THE timing couldn’t be better. As the National Trust leads a fight to save Britain’s countryside, its membership has topped four million. How easily will the Government be able to ignore the world’s largest conservation body, outnumbering all Britain’s political parties combined by almost four-to-one?

Probably very easily, for democracy and public opinion counts for little in Britain.

David Cameron unwittingly confirmed this the other day with a revealing remark about our EU membership.

He said: “It is not our view that there should be an in or out referendum. I don’t want Britain to leave the EU.”

Obviously, he knows a referendum would want us out. So he denies us one.

The Government’s plan for the countryside, creating a presumption in favour of “sustainable” development outside specially protected areas like national parks, equally flies in the face of what people want.

The strong reaction against the proposal rests on a deep national affection for the countryside. During the Second World War this was heavily exploited. A poster picturing a family silhouetted on swelling downland bore the message: “It’s your country.

Fight for it now.”

Though Conservatives like to think of themselves as the party of the countryside, it was Labour who halted random development by establishing the planning system in 1947.

The present Government’s intention largely to abandon it seems motivated solely by their desperation to kick-start growth – a priceless heritage sacrificed for uncertain short-term gain.

Ministers parrot assurances that areas like green belts and the National Parks will remain protected.

But the National Trust, backed by not only obvious allies like the Council for the Protection of Rural England, but the RSPB and the Royal Town Planning Institute, has exposed the massive flaw. As Dame Fiona Reynolds, the trust’s director, says: “For many people it is the places on their doorstep that are threatened – the ordinary yet special places that people hugely value.”

The blight of wind farms, imposed almost always against local opinion, shows that even the present system is imperfect.

It’s 12 years since Simon Jenkins, current chairman of the National Trust, noted, in his glorious book England’s Thousand Best Churches, the “virtual collapse of rural planning”.

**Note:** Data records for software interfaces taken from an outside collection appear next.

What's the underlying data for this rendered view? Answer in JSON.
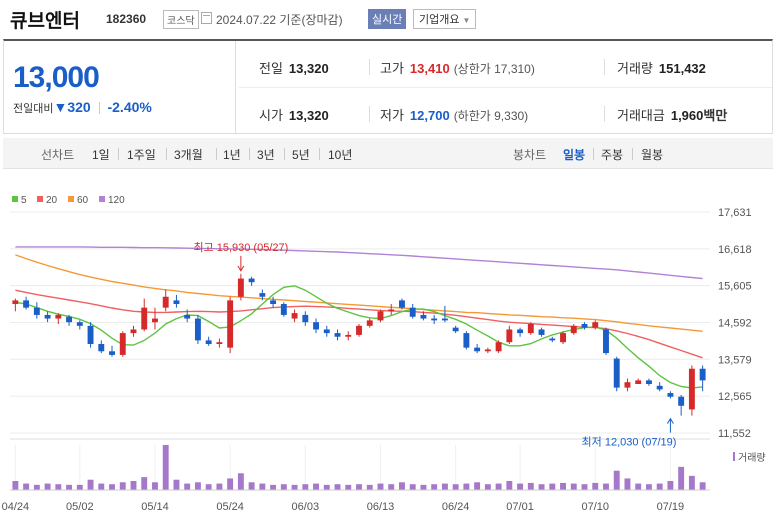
{
  "header": {
    "name": "큐브엔터",
    "code": "182360",
    "market": "코스닥",
    "date": "2024.07.22 기준(장마감)",
    "realtime": "실시간",
    "company_info": "기업개요"
  },
  "quote": {
    "price": "13,000",
    "change_label": "전일대비",
    "change": "320",
    "change_pct": "-2.40%",
    "prev_close": {
      "label": "전일",
      "value": "13,320"
    },
    "open": {
      "label": "시가",
      "value": "13,320"
    },
    "high": {
      "label": "고가",
      "value": "13,410",
      "limit_label": "(상한가 17,310)"
    },
    "low": {
      "label": "저가",
      "value": "12,700",
      "limit_label": "(하한가 9,330)"
    },
    "volume": {
      "label": "거래량",
      "value": "151,432"
    },
    "trading_value": {
      "label": "거래대금",
      "value": "1,960",
      "unit": "백만"
    }
  },
  "periods": {
    "line_label": "선차트",
    "line_items": [
      "1일",
      "1주일",
      "3개월",
      "1년",
      "3년",
      "5년",
      "10년"
    ],
    "candle_label": "봉차트",
    "candle_items": [
      "일봉",
      "주봉",
      "월봉"
    ],
    "candle_selected": "일봉"
  },
  "colors": {
    "up": "#d62a2a",
    "down": "#1a5ec8",
    "ma5": "#5cc43f",
    "ma20": "#f06060",
    "ma60": "#f39a36",
    "ma120": "#b083d6",
    "volume": "#a678c9"
  },
  "chart_data": {
    "type": "candlestick",
    "legend": [
      "5",
      "20",
      "60",
      "120"
    ],
    "y_ticks": [
      17631,
      16618,
      15605,
      14592,
      13579,
      12565,
      11552
    ],
    "ylim": [
      11552,
      17631
    ],
    "x_ticks": [
      "04/24",
      "05/02",
      "05/14",
      "05/24",
      "06/03",
      "06/13",
      "06/24",
      "07/01",
      "07/10",
      "07/19"
    ],
    "x_tick_index": [
      0,
      6,
      13,
      20,
      27,
      34,
      41,
      47,
      54,
      61
    ],
    "annotations": {
      "high": {
        "label": "최고 15,930 (05/27)",
        "index": 21,
        "value": 15930
      },
      "low": {
        "label": "최저 12,030 (07/19)",
        "index": 61,
        "value": 12030
      }
    },
    "volume_label": "거래량",
    "candles": [
      [
        15100,
        15250,
        14900,
        15200
      ],
      [
        15200,
        15300,
        14950,
        15000
      ],
      [
        15000,
        15150,
        14700,
        14800
      ],
      [
        14800,
        14900,
        14600,
        14700
      ],
      [
        14700,
        14850,
        14550,
        14800
      ],
      [
        14750,
        14800,
        14500,
        14600
      ],
      [
        14600,
        14650,
        14400,
        14500
      ],
      [
        14500,
        14600,
        13900,
        14000
      ],
      [
        14000,
        14100,
        13750,
        13800
      ],
      [
        13800,
        13950,
        13650,
        13700
      ],
      [
        13700,
        14350,
        13650,
        14300
      ],
      [
        14300,
        14500,
        14200,
        14400
      ],
      [
        14400,
        15250,
        14350,
        15000
      ],
      [
        14600,
        15000,
        14400,
        14700
      ],
      [
        15000,
        15500,
        14900,
        15300
      ],
      [
        15200,
        15350,
        15000,
        15100
      ],
      [
        14800,
        14950,
        14600,
        14700
      ],
      [
        14700,
        14800,
        14000,
        14100
      ],
      [
        14100,
        14200,
        13950,
        14000
      ],
      [
        14000,
        14150,
        13900,
        14050
      ],
      [
        13900,
        15300,
        13750,
        15200
      ],
      [
        15300,
        15930,
        15200,
        15800
      ],
      [
        15800,
        15850,
        15600,
        15700
      ],
      [
        15400,
        15500,
        15200,
        15300
      ],
      [
        15200,
        15300,
        15000,
        15100
      ],
      [
        15100,
        15150,
        14750,
        14800
      ],
      [
        14700,
        14950,
        14600,
        14850
      ],
      [
        14800,
        14900,
        14500,
        14600
      ],
      [
        14600,
        14700,
        14300,
        14400
      ],
      [
        14400,
        14500,
        14200,
        14300
      ],
      [
        14300,
        14400,
        14100,
        14200
      ],
      [
        14200,
        14350,
        14100,
        14250
      ],
      [
        14250,
        14550,
        14200,
        14500
      ],
      [
        14500,
        14700,
        14450,
        14650
      ],
      [
        14650,
        14950,
        14600,
        14900
      ],
      [
        14900,
        15100,
        14800,
        14950
      ],
      [
        15200,
        15250,
        14950,
        15000
      ],
      [
        15000,
        15100,
        14700,
        14750
      ],
      [
        14800,
        14900,
        14650,
        14700
      ],
      [
        14700,
        14800,
        14550,
        14650
      ],
      [
        14700,
        15050,
        14600,
        14650
      ],
      [
        14450,
        14500,
        14300,
        14350
      ],
      [
        14300,
        14350,
        13850,
        13900
      ],
      [
        13900,
        14000,
        13750,
        13800
      ],
      [
        13800,
        13900,
        13750,
        13850
      ],
      [
        13800,
        14100,
        13750,
        14050
      ],
      [
        14050,
        14500,
        14000,
        14400
      ],
      [
        14400,
        14450,
        14200,
        14300
      ],
      [
        14300,
        14600,
        14250,
        14550
      ],
      [
        14400,
        14450,
        14200,
        14250
      ],
      [
        14150,
        14200,
        14050,
        14100
      ],
      [
        14050,
        14350,
        14000,
        14300
      ],
      [
        14300,
        14550,
        14250,
        14500
      ],
      [
        14550,
        14600,
        14400,
        14450
      ],
      [
        14450,
        14650,
        14400,
        14600
      ],
      [
        14400,
        14450,
        13700,
        13750
      ],
      [
        13600,
        13650,
        12700,
        12800
      ],
      [
        12800,
        13050,
        12700,
        12950
      ],
      [
        12900,
        13050,
        12900,
        13000
      ],
      [
        13000,
        13050,
        12850,
        12900
      ],
      [
        12850,
        12950,
        12700,
        12750
      ],
      [
        12650,
        12700,
        12500,
        12550
      ],
      [
        12550,
        12600,
        12030,
        12300
      ],
      [
        12200,
        13410,
        12030,
        13320
      ],
      [
        13320,
        13410,
        12700,
        13000
      ]
    ],
    "ma5": [
      15150,
      15100,
      15000,
      14900,
      14820,
      14760,
      14680,
      14560,
      14380,
      14160,
      13980,
      13970,
      14100,
      14300,
      14550,
      14700,
      14800,
      14780,
      14620,
      14440,
      14470,
      14640,
      14830,
      15100,
      15360,
      15560,
      15600,
      15480,
      15300,
      15120,
      14980,
      14880,
      14780,
      14720,
      14700,
      14780,
      14890,
      14960,
      14960,
      14890,
      14780,
      14680,
      14550,
      14380,
      14220,
      14050,
      13950,
      13950,
      14010,
      14140,
      14250,
      14330,
      14400,
      14450,
      14470,
      14380,
      14160,
      13880,
      13620,
      13390,
      13130,
      12940,
      12830,
      12790,
      12820
    ],
    "ma20": [
      15480,
      15420,
      15360,
      15310,
      15260,
      15210,
      15160,
      15110,
      15050,
      14990,
      14940,
      14900,
      14880,
      14870,
      14870,
      14880,
      14890,
      14900,
      14890,
      14880,
      14890,
      14910,
      14940,
      14970,
      15000,
      15020,
      15030,
      15040,
      15030,
      15020,
      15000,
      14980,
      14960,
      14940,
      14920,
      14910,
      14900,
      14890,
      14870,
      14850,
      14820,
      14790,
      14750,
      14710,
      14670,
      14630,
      14600,
      14580,
      14560,
      14540,
      14520,
      14500,
      14480,
      14460,
      14450,
      14420,
      14360,
      14290,
      14210,
      14120,
      14020,
      13920,
      13820,
      13720,
      13620
    ],
    "ma60": [
      16450,
      16350,
      16250,
      16160,
      16070,
      15990,
      15910,
      15840,
      15780,
      15720,
      15670,
      15620,
      15570,
      15530,
      15490,
      15460,
      15420,
      15390,
      15360,
      15330,
      15310,
      15290,
      15270,
      15250,
      15230,
      15210,
      15190,
      15170,
      15150,
      15130,
      15110,
      15090,
      15070,
      15050,
      15030,
      15010,
      14990,
      14970,
      14950,
      14930,
      14910,
      14890,
      14870,
      14860,
      14840,
      14820,
      14800,
      14790,
      14770,
      14750,
      14740,
      14720,
      14710,
      14690,
      14670,
      14640,
      14610,
      14570,
      14540,
      14500,
      14470,
      14440,
      14410,
      14380,
      14350
    ],
    "ma120": [
      16670,
      16670,
      16670,
      16670,
      16670,
      16670,
      16670,
      16665,
      16660,
      16660,
      16660,
      16655,
      16650,
      16650,
      16645,
      16640,
      16635,
      16630,
      16625,
      16620,
      16615,
      16610,
      16605,
      16600,
      16590,
      16580,
      16570,
      16560,
      16550,
      16540,
      16530,
      16515,
      16500,
      16485,
      16470,
      16455,
      16440,
      16420,
      16400,
      16380,
      16360,
      16340,
      16320,
      16300,
      16280,
      16260,
      16240,
      16220,
      16200,
      16180,
      16160,
      16140,
      16120,
      16100,
      16080,
      16060,
      16040,
      16010,
      15980,
      15950,
      15920,
      15890,
      15860,
      15830,
      15800
    ],
    "volume": [
      14,
      10,
      8,
      10,
      9,
      8,
      8,
      16,
      10,
      9,
      12,
      14,
      20,
      12,
      70,
      16,
      10,
      12,
      9,
      10,
      18,
      26,
      12,
      10,
      8,
      9,
      8,
      9,
      10,
      8,
      9,
      8,
      9,
      8,
      10,
      9,
      12,
      9,
      8,
      9,
      10,
      9,
      10,
      12,
      9,
      10,
      14,
      10,
      11,
      9,
      10,
      11,
      10,
      9,
      11,
      10,
      30,
      18,
      10,
      9,
      10,
      14,
      36,
      22,
      12
    ]
  }
}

The Government’s plans spell catastrophe for the countryside. Already blurred by retail parks and industrial estates, the distinction between town and country will disappear.

Outside a few elite landscapes the immeasurable physical, mental and spiritual refreshment provided by open countryside, even of modest scenic quality, will be lost.

May the National Trust, through its four million members and its respected allies, avert this tragedy.

PETER BARRON, editor of The Northern Echo, is far too modest to tell you how he raised the roof at Mike Amos’ farewell bash. There was a huge gale of laughter when he told the assembled guests, in Sedgefield’s well-appointed Hardwick Hall hotel, that he intended to “pay tribute to Mike on behalf of all the editors he has worked for.

WT Stead…” (And if you don’t know that Stead went down with the Titanic you must be a new reader. Welcome.)